- Accommodation: Twin/triple sharing accommodation in Tehran. Mixed dormitory in Polour and Mt Tochal
- Camping equipment (on Mt Damavand): Three-season sleeping tents, kitchen tents, dinning tables and chairs and sleeping mats
- Trek support: Climbing guide, assistant climbing guide and porterage services on Mt Damavand using mules
- Permits & Fees : Trekking permit
- Boiled/filtered drinking water
- Insurance coverage within Iran – Medical expenses on injuries and illnesses, medical evacuation
- Entry Visa application support - invitation letter & submission
- International air tickets, airline taxes and fuel surcharge
- Visa Fee
- Single Supplement
- Meals not indicated in itinerary
- All tipping
- Personal porters
- Personal travel insurance (mandatory to cover travel agent insolvency and trekking up to 6000m)
- Personal expenses like shopping, laundry etc
- Personal travel & trekking gear – warm clothing, shoes, backpacks etc
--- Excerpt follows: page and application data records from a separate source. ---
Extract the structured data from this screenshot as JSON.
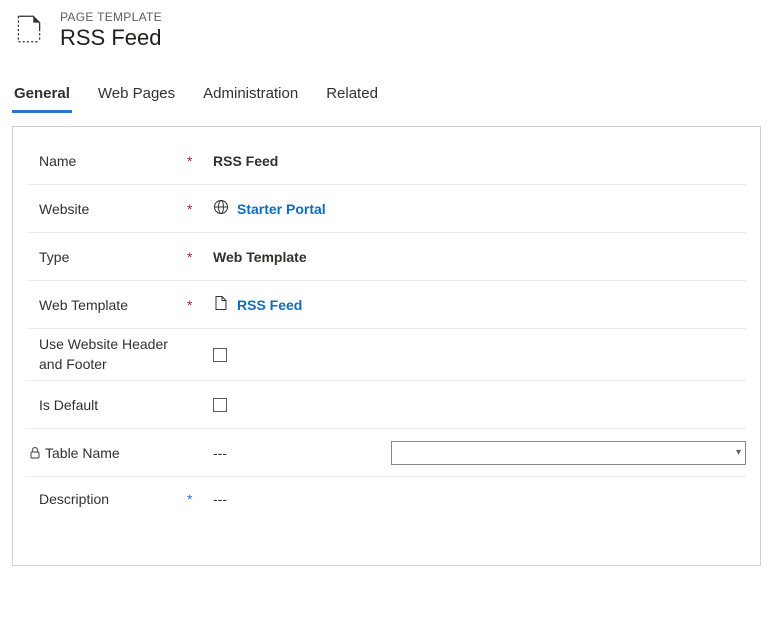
{
  "header": {
    "eyebrow": "PAGE TEMPLATE",
    "title": "RSS Feed"
  },
  "tabs": [
    {
      "label": "General",
      "active": true
    },
    {
      "label": "Web Pages",
      "active": false
    },
    {
      "label": "Administration",
      "active": false
    },
    {
      "label": "Related",
      "active": false
    }
  ],
  "fields": {
    "name": {
      "label": "Name",
      "value": "RSS Feed"
    },
    "website": {
      "label": "Website",
      "value": "Starter Portal"
    },
    "type": {
      "label": "Type",
      "value": "Web Template"
    },
    "webtemplate": {
      "label": "Web Template",
      "value": "RSS Feed"
    },
    "useheader": {
      "label": "Use Website Header and Footer"
    },
    "isdefault": {
      "label": "Is Default"
    },
    "tablename": {
      "label": "Table Name",
      "value": "---"
    },
    "description": {
      "label": "Description",
      "value": "---"
    }
  }
}
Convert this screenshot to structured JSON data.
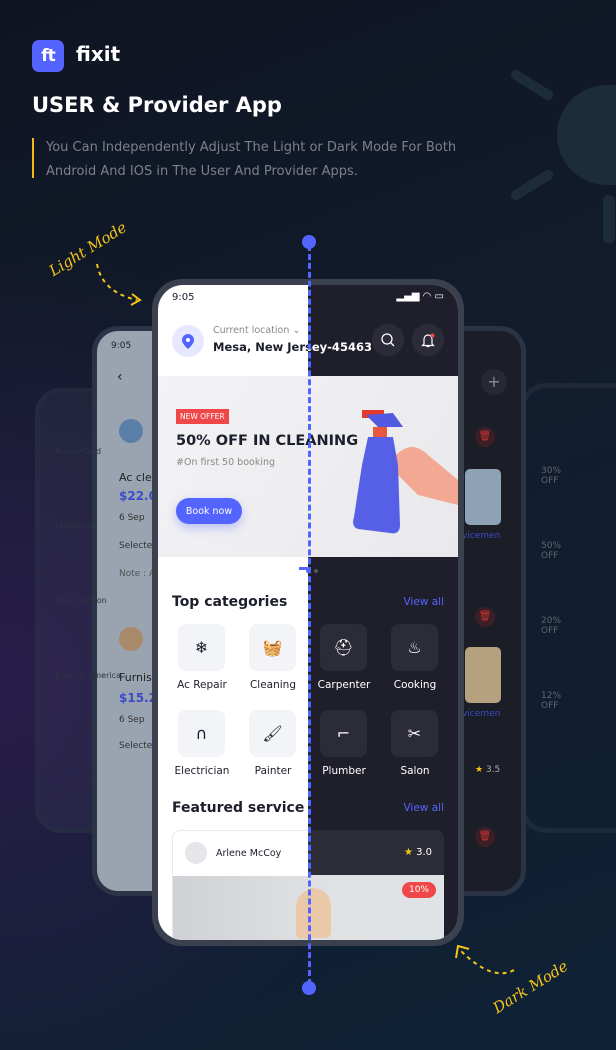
{
  "brand": {
    "logo_text": "ft",
    "name": "fixit"
  },
  "headline": "USER & Provider App",
  "description": "You Can Independently Adjust The Light or Dark Mode For Both Android And IOS in The User And Provider Apps.",
  "labels": {
    "light_mode": "Light Mode",
    "dark_mode": "Dark Mode"
  },
  "colors": {
    "accent": "#5465ff",
    "highlight": "#f5c518",
    "badge": "#f04848",
    "dark_bg": "#1e1f2b"
  },
  "phone": {
    "status_time": "9:05",
    "location_label": "Current location",
    "location_value": "Mesa, New Jersey-45463",
    "banner": {
      "badge": "NEW OFFER",
      "title": "50% OFF IN CLEANING",
      "subtitle": "#On first 50 booking",
      "button": "Book now"
    },
    "categories_title": "Top categories",
    "view_all": "View all",
    "categories": [
      {
        "label": "Ac Repair",
        "icon": "air-conditioner-icon"
      },
      {
        "label": "Cleaning",
        "icon": "cleaning-bucket-icon"
      },
      {
        "label": "Carpenter",
        "icon": "worker-helmet-icon"
      },
      {
        "label": "Cooking",
        "icon": "grill-icon"
      },
      {
        "label": "Electrician",
        "icon": "magnet-icon"
      },
      {
        "label": "Painter",
        "icon": "paint-roller-icon"
      },
      {
        "label": "Plumber",
        "icon": "pipe-icon"
      },
      {
        "label": "Salon",
        "icon": "eyebrow-icon"
      }
    ],
    "featured_title": "Featured service",
    "featured": {
      "provider": "Arlene McCoy",
      "rating": "3.0",
      "discount": "10%"
    }
  },
  "back_left": {
    "time": "9:05",
    "items": [
      {
        "title": "Ac clea",
        "price": "$22.00",
        "date": "6 Sep",
        "selected": "Selected",
        "note": "Note : As"
      },
      {
        "title": "Furnish",
        "price": "$15.23",
        "date": "6 Sep",
        "selected": "Selected"
      }
    ],
    "cards": [
      "MasterCard",
      "Facebook",
      "Louis Vuitton",
      "Bank of America"
    ]
  },
  "back_right": {
    "servicemen": "Servicemen",
    "rating": "3.5",
    "offers": [
      "30% OFF",
      "50% OFF",
      "20% OFF",
      "12% OFF"
    ]
  }
}
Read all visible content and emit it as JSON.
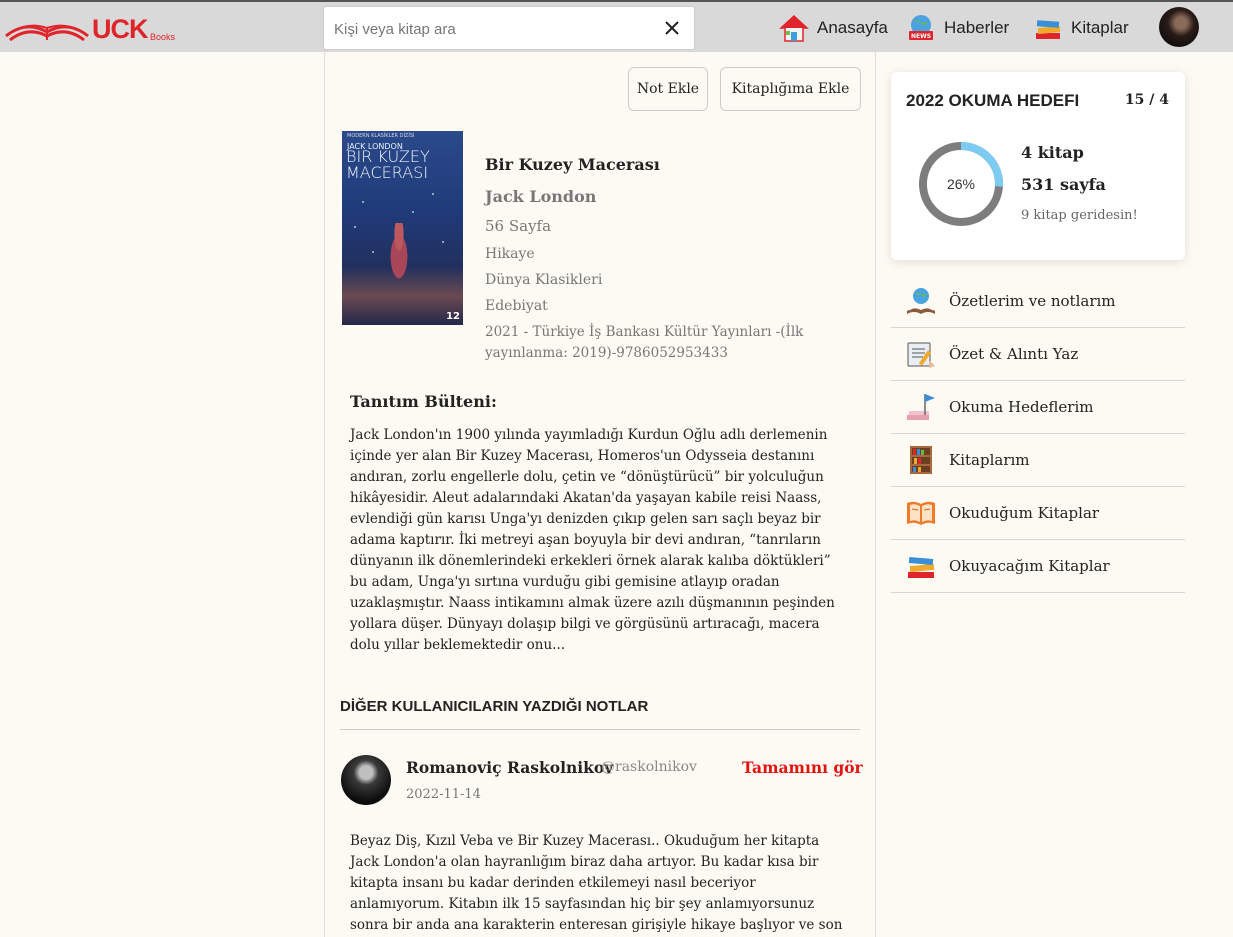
{
  "header": {
    "logo_text": "UCK",
    "logo_sub": "Books",
    "search_placeholder": "Kişi veya kitap ara",
    "nav": [
      {
        "label": "Anasayfa",
        "icon": "home-icon"
      },
      {
        "label": "Haberler",
        "icon": "news-icon"
      },
      {
        "label": "Kitaplar",
        "icon": "books-icon"
      }
    ]
  },
  "actions": {
    "add_note": "Not Ekle",
    "add_to_library": "Kitaplığıma Ekle"
  },
  "book": {
    "cover": {
      "series": "MODERN KLASİKLER DİZİSİ",
      "author": "JACK LONDON",
      "title_line1": "BİR KUZEY",
      "title_line2": "MACERASI",
      "price": "12"
    },
    "title": "Bir Kuzey Macerası",
    "author": "Jack London",
    "pages": "56 Sayfa",
    "genres": [
      "Hikaye",
      "Dünya Klasikleri",
      "Edebiyat"
    ],
    "publication": "2021 - Türkiye İş Bankası Kültür Yayınları -(İlk yayınlanma: 2019)-9786052953433"
  },
  "blurb": {
    "heading": "Tanıtım Bülteni:",
    "text": "Jack London'ın 1900 yılında yayımladığı Kurdun Oğlu adlı derlemenin içinde yer alan Bir Kuzey Macerası, Homeros'un Odysseia destanını andıran, zorlu engellerle dolu, çetin ve “dönüştürücü” bir yolculuğun hikâyesidir. Aleut adalarındaki Akatan'da yaşayan kabile reisi Naass, evlendiği gün karısı Unga'yı denizden çıkıp gelen sarı saçlı beyaz bir adama kaptırır. İki metreyi aşan boyuyla bir devi andıran, “tanrıların dünyanın ilk dönemlerindeki erkekleri örnek alarak kalıba döktükleri” bu adam, Unga'yı sırtına vurduğu gibi gemisine atlayıp oradan uzaklaşmıştır. Naass intikamını almak üzere azılı düşmanının peşinden yollara düşer. Dünyayı dolaşıp bilgi ve görgüsünü artıracağı, macera dolu yıllar beklemektedir onu..."
  },
  "notes": {
    "heading": "DİĞER KULLANICILARIN YAZDIĞI NOTLAR",
    "items": [
      {
        "name": "Romanoviç Raskolnikov",
        "handle": "@raskolnikov",
        "date": "2022-11-14",
        "more": "Tamamını gör",
        "text": "Beyaz Diş, Kızıl Veba ve Bir Kuzey Macerası.. Okuduğum her kitapta Jack London'a olan hayranlığım biraz daha artıyor. Bu kadar kısa bir kitapta insanı bu kadar derinden etkilemeyi nasıl beceriyor anlamıyorum. Kitabın ilk 15 sayfasından hiç bir şey anlamıyorsunuz sonra bir anda ana karakterin enteresan girişiyle hikaye başlıyor ve son cümleye kadar nereye"
      }
    ]
  },
  "goal": {
    "title": "2022 OKUMA HEDEFI",
    "ratio": "15 / 4",
    "percent": 26,
    "percent_label": "26%",
    "books": "4 kitap",
    "pages": "531 sayfa",
    "behind": "9 kitap geridesin!",
    "colors": {
      "progress": "#7ecbf2",
      "track": "#7d7d7d"
    }
  },
  "menu": [
    {
      "label": "Özetlerim ve notlarım",
      "icon": "globe-book-icon"
    },
    {
      "label": "Özet & Alıntı Yaz",
      "icon": "write-notes-icon"
    },
    {
      "label": "Okuma Hedeflerim",
      "icon": "goal-flag-icon"
    },
    {
      "label": "Kitaplarım",
      "icon": "bookshelf-icon"
    },
    {
      "label": "Okuduğum Kitaplar",
      "icon": "open-book-icon"
    },
    {
      "label": "Okuyacağım Kitaplar",
      "icon": "book-stack-icon"
    }
  ]
}
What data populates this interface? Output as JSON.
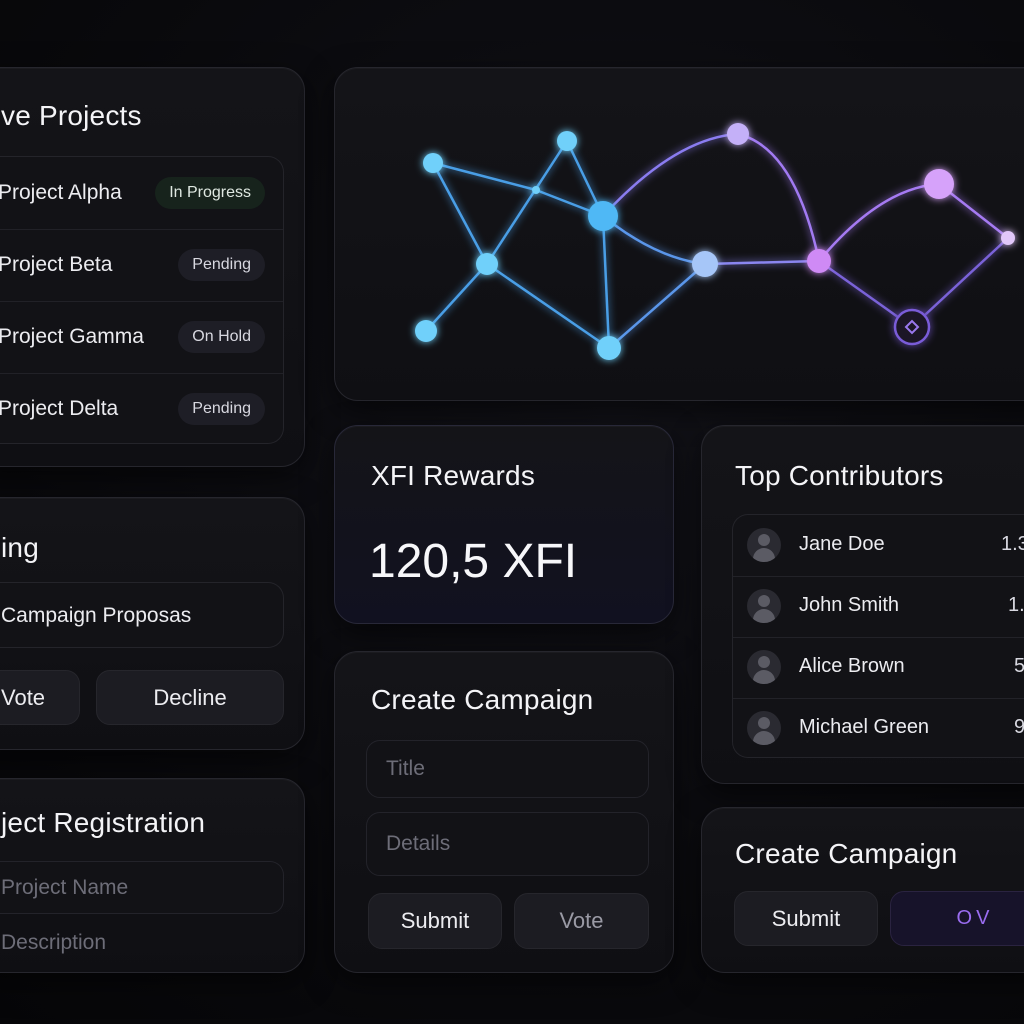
{
  "projects": {
    "title": "ve Projects",
    "items": [
      {
        "name": "Project Alpha",
        "status": "In Progress"
      },
      {
        "name": "Project Beta",
        "status": "Pending"
      },
      {
        "name": "Project Gamma",
        "status": "On Hold"
      },
      {
        "name": "Project Delta",
        "status": "Pending"
      }
    ]
  },
  "voting": {
    "title": "ing",
    "proposal": "Campaign Proposas",
    "vote_label": "Vote",
    "decline_label": "Decline"
  },
  "registration": {
    "title": "ject Registration",
    "name_placeholder": "Project Name",
    "description_placeholder": "Description"
  },
  "rewards": {
    "title": "XFI Rewards",
    "amount": "120,5 XFI"
  },
  "create_campaign": {
    "title": "Create Campaign",
    "title_placeholder": "Title",
    "details_placeholder": "Details",
    "submit_label": "Submit",
    "vote_label": "Vote"
  },
  "contributors": {
    "title": "Top Contributors",
    "items": [
      {
        "name": "Jane Doe",
        "value": "1.3"
      },
      {
        "name": "John Smith",
        "value": "1."
      },
      {
        "name": "Alice Brown",
        "value": "5"
      },
      {
        "name": "Michael Green",
        "value": "9"
      }
    ]
  },
  "create_campaign_2": {
    "title": "Create Campaign",
    "submit_label": "Submit",
    "secondary_label": "OV"
  },
  "colors": {
    "accent_blue": "#5fc4f5",
    "accent_purple": "#b784f5",
    "background": "#09090c"
  }
}
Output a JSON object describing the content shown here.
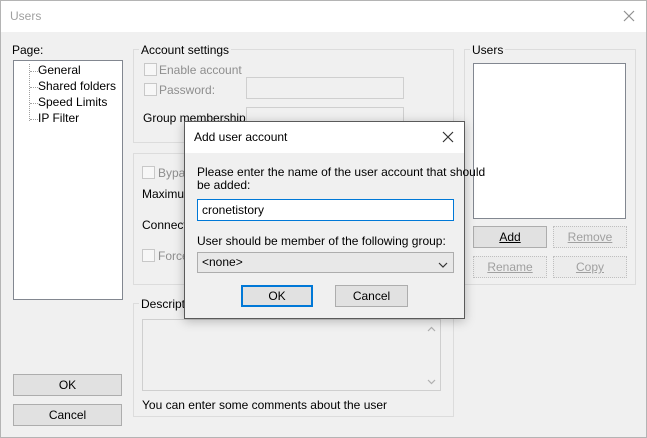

- Compensation for damaged or lost of personal items (eg: climbing/trekking gear and equipment, cameras and any valuable items etc)
- Emergency evacuation and medical expenses
- Any expenses including accommodation, meals & transfer outside the stipulated trek/climb itinerary – i.e. any person leaving the group for personal travel, illness/injury or any form of extension of stay
Support from Ace Adventure Expeditions
We provide pre-trip support to prepare you for the climb:
1. Trip briefing and information kit
2. Gear list and gear discount from selected Singapore outdoor outfitters
3. Training guideline kit
4. Rope skill workshop (For climbs that require rope up and/or fixed rope skill)
We carefully select and establish strong working relationship with our local trek operator to ensure safe participation by everyone. Our local climbing guides are all from Iran Mountaineering Federation, have extensive experience in guiding treks in Iran, possess intimate knowledge of the local surroundings, conditions and culture and are trained in mountaineering skills including rescue.
Training: Regardless of your level of fitness and physical conditions, it is advisable to train prior to embarking on a trekking or mountain climbing trip.
Pure cardiovascular fitness is NOT enough.
Focus your training effort in the following areas, assuming that you are in good health and injury-free:
- Climbing conditioning – stairs and load training.
- Cardio training - Jogging/running and interval training like CrossFit or HIIT.
- Strength training for the lower body, shoulder, back and core
- Flexibility training - eg: Yoga and stretching exercises
A good five to six months of training would be a good preparation for this trek.
A recommended training guide specific to the trek or climb will be given to you upon signing up.
Refer to our Grading chart for an overview on the technical difficulty and fitness required for this trek.
Refer to our Training Guide for tips on trekking and mountain climbing training.